◆ **What you have to do**
Report each line from the records where the string "title" turns up.

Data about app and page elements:
====
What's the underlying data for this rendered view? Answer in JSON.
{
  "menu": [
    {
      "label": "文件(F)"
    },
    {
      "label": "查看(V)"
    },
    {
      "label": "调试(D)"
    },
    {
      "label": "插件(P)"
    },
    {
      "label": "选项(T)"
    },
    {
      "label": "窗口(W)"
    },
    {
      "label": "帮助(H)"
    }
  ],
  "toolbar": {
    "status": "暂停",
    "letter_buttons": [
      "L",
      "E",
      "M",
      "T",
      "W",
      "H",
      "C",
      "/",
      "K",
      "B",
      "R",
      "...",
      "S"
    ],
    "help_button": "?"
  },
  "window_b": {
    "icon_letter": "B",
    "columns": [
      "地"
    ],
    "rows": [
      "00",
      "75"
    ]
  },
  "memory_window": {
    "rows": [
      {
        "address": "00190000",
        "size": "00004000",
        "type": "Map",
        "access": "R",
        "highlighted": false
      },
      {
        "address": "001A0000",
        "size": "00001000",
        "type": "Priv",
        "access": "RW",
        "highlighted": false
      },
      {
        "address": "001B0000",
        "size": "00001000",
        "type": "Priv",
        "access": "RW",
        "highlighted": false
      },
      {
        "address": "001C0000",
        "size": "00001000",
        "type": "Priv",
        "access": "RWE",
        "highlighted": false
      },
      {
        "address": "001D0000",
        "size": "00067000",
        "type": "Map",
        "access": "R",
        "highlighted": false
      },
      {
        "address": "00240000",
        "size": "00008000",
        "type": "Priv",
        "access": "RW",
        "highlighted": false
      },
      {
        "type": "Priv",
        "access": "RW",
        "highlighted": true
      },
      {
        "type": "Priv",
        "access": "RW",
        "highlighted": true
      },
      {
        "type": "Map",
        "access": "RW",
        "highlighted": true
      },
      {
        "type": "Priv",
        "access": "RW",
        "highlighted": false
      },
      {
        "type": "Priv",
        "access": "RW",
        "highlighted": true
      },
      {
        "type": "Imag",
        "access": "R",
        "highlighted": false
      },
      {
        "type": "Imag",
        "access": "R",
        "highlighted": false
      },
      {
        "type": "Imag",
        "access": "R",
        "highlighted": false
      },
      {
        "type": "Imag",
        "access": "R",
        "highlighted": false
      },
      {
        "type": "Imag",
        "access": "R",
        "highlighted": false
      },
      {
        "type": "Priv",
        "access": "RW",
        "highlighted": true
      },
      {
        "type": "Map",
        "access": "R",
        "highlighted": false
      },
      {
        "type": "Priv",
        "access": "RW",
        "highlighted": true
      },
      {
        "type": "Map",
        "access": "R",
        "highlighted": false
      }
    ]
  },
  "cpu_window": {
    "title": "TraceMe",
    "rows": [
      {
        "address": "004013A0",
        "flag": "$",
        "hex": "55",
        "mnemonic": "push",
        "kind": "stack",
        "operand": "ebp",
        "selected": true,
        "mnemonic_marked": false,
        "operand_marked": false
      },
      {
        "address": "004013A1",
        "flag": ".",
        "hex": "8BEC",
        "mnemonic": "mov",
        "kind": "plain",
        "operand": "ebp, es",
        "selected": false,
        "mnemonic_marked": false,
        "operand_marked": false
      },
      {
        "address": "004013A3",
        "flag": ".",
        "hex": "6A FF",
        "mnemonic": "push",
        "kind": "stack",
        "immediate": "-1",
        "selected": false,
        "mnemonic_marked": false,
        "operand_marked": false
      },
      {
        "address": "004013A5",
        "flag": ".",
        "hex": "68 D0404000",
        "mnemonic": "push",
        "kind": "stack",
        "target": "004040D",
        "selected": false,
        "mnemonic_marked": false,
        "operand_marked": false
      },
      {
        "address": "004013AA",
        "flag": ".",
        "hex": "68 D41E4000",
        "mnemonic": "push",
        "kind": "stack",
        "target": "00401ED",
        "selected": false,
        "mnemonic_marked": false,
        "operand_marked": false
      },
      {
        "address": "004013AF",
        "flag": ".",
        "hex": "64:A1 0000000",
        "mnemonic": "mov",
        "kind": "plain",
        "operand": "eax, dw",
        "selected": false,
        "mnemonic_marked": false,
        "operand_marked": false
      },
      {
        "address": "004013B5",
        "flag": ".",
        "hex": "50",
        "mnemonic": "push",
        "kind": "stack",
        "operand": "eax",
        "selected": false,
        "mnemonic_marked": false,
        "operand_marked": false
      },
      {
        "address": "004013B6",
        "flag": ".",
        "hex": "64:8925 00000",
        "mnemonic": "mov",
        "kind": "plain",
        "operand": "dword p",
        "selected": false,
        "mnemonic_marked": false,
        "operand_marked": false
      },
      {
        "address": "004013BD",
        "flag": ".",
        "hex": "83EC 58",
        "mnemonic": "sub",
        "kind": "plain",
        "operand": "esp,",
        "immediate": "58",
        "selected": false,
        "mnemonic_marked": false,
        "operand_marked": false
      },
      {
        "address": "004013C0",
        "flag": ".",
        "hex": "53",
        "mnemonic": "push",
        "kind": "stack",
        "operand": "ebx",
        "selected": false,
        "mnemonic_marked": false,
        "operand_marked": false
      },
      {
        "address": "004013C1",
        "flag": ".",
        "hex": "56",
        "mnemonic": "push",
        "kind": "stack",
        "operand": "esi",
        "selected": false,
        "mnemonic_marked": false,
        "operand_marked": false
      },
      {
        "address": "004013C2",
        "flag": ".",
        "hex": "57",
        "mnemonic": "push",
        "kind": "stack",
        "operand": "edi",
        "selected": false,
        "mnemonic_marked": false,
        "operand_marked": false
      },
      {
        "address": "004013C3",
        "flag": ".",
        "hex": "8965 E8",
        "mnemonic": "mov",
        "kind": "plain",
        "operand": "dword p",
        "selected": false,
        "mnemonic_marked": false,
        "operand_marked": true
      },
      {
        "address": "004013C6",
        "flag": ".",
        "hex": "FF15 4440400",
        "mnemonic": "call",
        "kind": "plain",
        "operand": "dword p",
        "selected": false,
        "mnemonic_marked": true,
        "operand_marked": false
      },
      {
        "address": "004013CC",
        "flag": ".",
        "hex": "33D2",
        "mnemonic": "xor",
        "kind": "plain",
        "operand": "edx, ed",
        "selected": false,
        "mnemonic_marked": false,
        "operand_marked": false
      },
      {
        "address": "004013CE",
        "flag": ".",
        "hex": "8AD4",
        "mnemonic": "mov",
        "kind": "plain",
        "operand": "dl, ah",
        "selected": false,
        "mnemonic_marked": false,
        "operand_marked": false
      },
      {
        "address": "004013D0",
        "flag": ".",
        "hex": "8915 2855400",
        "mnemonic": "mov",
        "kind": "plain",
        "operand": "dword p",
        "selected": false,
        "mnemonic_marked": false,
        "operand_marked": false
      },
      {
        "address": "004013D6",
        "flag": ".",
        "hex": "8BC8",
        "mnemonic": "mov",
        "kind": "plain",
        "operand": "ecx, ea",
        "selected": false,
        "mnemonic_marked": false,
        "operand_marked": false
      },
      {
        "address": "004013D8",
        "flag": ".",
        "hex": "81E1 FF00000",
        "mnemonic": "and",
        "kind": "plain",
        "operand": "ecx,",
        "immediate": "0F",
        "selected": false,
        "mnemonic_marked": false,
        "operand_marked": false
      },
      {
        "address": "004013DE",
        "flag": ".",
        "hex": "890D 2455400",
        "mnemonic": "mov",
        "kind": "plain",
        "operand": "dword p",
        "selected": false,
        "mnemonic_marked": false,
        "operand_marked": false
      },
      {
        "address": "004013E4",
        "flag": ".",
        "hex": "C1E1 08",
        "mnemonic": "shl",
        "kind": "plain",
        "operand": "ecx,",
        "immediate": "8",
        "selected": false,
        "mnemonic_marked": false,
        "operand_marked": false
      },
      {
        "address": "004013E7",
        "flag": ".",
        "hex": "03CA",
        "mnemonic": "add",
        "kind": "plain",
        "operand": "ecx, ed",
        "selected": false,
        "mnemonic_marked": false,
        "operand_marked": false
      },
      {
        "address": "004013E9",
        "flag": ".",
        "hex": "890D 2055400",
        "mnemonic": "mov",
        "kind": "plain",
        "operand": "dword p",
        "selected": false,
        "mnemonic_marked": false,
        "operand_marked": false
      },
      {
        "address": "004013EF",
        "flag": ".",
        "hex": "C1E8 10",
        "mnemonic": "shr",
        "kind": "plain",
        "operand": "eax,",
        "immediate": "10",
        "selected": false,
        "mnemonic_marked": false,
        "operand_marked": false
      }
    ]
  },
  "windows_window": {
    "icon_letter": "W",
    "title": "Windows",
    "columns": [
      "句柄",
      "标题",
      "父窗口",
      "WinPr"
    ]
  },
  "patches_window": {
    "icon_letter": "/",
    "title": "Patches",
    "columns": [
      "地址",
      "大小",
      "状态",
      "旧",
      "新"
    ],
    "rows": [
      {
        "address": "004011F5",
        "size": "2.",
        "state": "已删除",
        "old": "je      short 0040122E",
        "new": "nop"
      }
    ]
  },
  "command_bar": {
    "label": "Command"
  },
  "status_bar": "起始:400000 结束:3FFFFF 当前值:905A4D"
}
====
◆ **Response for this exercise**
    "title": "TraceMe",
    "title": "Windows",
    "title": "Patches",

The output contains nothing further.